(Interface dataset entries)
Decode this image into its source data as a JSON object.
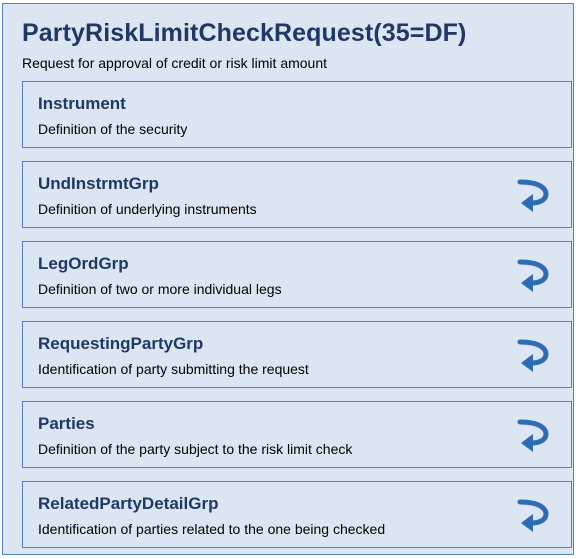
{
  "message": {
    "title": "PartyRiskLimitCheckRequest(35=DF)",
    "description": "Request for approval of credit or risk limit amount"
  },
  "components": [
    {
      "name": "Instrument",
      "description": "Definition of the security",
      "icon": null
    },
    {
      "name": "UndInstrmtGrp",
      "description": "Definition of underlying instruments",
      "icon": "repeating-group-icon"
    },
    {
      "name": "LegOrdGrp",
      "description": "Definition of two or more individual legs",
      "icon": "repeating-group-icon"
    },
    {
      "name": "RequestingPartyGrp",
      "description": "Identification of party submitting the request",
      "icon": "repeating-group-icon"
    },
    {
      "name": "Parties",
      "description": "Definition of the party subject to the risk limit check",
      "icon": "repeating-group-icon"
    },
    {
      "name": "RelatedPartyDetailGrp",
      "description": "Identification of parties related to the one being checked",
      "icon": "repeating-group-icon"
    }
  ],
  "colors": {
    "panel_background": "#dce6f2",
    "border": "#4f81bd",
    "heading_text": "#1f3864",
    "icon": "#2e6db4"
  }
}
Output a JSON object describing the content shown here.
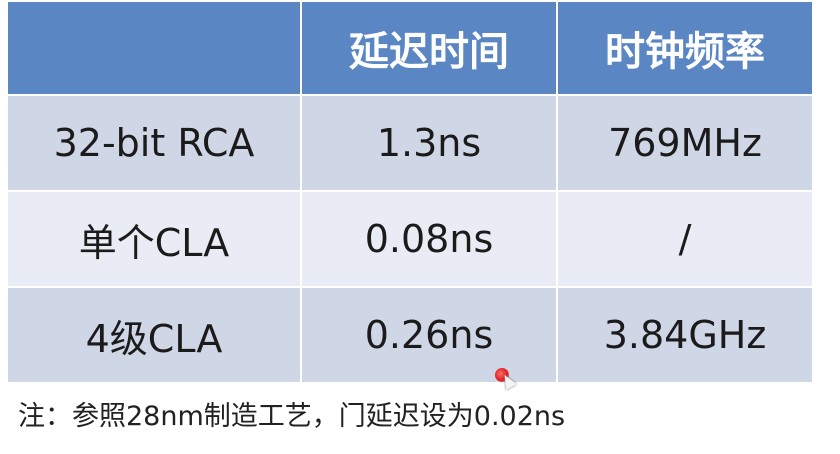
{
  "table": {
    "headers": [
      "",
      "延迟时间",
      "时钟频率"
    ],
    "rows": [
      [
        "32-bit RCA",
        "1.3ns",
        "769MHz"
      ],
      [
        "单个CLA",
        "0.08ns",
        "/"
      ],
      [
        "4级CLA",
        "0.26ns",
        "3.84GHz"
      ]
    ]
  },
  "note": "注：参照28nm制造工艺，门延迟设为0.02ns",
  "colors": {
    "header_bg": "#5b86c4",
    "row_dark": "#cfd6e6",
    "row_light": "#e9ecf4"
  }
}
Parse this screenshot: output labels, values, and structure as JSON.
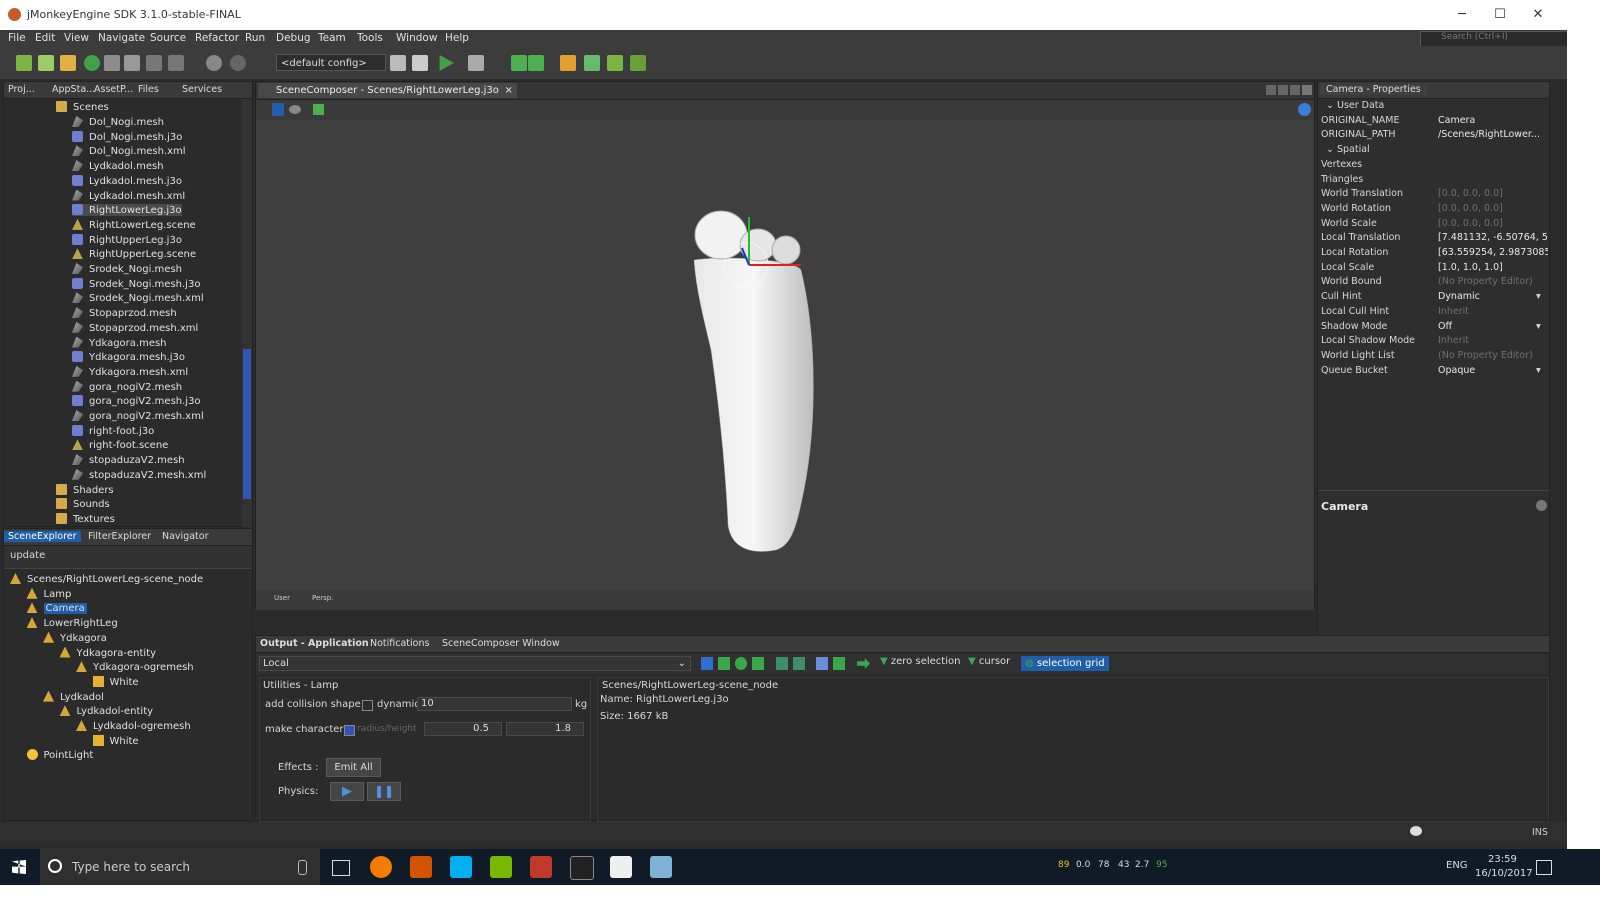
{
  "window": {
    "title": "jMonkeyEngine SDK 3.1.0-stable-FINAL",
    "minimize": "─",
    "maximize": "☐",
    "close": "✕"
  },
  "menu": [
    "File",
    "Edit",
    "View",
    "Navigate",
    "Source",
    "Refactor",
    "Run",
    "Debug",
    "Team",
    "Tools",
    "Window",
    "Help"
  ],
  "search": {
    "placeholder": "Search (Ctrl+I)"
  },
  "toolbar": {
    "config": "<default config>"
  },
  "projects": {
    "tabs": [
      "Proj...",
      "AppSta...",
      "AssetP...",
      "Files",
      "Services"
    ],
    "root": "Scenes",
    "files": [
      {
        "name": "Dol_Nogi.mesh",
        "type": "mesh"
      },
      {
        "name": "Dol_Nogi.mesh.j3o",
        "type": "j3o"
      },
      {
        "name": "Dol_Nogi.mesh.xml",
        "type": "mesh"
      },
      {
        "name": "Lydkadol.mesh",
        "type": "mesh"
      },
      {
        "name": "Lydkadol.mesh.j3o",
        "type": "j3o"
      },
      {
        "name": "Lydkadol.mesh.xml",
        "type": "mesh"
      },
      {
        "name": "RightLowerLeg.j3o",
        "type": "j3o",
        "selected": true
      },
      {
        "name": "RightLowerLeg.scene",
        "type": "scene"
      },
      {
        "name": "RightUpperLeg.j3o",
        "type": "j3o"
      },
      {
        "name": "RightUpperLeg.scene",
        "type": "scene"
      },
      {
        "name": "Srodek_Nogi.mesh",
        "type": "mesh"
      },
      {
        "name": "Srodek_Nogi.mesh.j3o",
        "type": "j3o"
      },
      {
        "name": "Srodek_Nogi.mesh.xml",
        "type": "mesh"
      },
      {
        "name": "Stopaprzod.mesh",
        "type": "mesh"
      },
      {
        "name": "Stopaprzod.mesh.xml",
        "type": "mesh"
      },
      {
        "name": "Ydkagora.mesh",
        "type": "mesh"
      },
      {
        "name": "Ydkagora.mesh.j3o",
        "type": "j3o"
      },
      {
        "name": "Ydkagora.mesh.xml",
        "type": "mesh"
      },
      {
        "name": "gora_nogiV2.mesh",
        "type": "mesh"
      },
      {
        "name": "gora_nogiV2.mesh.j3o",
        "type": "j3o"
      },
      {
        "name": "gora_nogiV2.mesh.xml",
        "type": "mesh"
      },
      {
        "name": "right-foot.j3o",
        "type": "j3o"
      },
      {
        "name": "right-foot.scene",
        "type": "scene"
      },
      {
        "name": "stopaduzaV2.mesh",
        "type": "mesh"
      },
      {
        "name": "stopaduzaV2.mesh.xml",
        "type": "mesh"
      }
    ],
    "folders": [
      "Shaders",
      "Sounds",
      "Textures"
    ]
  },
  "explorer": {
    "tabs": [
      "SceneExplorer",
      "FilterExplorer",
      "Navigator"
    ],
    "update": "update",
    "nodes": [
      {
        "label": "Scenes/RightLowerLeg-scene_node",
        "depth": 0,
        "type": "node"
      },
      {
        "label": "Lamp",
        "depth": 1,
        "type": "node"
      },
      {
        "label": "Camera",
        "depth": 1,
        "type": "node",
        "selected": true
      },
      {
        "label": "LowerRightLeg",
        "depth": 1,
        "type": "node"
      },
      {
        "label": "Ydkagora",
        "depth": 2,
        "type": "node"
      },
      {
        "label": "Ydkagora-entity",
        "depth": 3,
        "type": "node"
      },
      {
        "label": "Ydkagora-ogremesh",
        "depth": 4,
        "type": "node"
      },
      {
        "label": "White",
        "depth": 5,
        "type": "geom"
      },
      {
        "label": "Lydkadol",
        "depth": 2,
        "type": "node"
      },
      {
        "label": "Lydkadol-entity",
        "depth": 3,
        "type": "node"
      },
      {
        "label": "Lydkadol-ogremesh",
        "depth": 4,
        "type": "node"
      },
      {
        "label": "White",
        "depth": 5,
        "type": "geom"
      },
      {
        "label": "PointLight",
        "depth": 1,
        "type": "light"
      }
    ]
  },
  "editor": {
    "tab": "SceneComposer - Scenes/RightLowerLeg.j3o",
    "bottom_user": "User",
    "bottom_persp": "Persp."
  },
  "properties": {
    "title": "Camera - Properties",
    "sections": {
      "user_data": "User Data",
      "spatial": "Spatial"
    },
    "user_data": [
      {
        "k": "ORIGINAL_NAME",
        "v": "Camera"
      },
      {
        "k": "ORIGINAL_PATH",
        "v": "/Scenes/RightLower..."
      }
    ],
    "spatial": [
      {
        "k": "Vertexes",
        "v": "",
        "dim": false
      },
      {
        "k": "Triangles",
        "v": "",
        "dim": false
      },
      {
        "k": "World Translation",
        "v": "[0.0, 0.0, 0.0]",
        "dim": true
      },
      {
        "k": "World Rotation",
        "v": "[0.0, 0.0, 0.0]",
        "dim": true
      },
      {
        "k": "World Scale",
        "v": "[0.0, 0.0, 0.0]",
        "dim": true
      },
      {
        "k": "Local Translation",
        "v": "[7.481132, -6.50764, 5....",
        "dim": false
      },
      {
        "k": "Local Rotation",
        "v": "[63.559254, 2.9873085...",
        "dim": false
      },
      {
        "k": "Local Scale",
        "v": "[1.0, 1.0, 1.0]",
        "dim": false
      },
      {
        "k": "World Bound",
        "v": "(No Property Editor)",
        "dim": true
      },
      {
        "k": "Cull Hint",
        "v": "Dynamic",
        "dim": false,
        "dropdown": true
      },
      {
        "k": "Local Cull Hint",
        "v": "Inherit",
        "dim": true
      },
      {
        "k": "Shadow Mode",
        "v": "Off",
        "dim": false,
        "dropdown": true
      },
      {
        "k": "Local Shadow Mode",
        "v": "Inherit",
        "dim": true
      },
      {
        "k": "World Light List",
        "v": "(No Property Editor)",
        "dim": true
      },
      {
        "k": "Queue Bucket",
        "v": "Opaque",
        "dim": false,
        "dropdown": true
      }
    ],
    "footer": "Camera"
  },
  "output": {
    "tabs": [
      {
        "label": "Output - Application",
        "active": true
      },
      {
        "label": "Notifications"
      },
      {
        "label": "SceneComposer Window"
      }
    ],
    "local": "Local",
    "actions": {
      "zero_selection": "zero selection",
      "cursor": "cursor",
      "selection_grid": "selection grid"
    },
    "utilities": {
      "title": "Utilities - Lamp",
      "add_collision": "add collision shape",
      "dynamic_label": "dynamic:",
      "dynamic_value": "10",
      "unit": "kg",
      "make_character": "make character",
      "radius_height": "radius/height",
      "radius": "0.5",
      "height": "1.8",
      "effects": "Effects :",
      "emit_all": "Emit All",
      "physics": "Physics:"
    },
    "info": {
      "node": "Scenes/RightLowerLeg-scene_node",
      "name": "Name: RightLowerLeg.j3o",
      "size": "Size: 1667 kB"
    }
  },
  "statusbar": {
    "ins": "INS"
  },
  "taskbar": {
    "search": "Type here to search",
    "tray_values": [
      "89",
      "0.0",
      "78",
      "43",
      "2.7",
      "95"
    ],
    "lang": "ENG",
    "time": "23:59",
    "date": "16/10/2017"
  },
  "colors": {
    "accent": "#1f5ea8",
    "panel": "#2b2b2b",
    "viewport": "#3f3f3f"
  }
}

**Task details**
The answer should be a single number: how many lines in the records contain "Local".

**Task solution**
6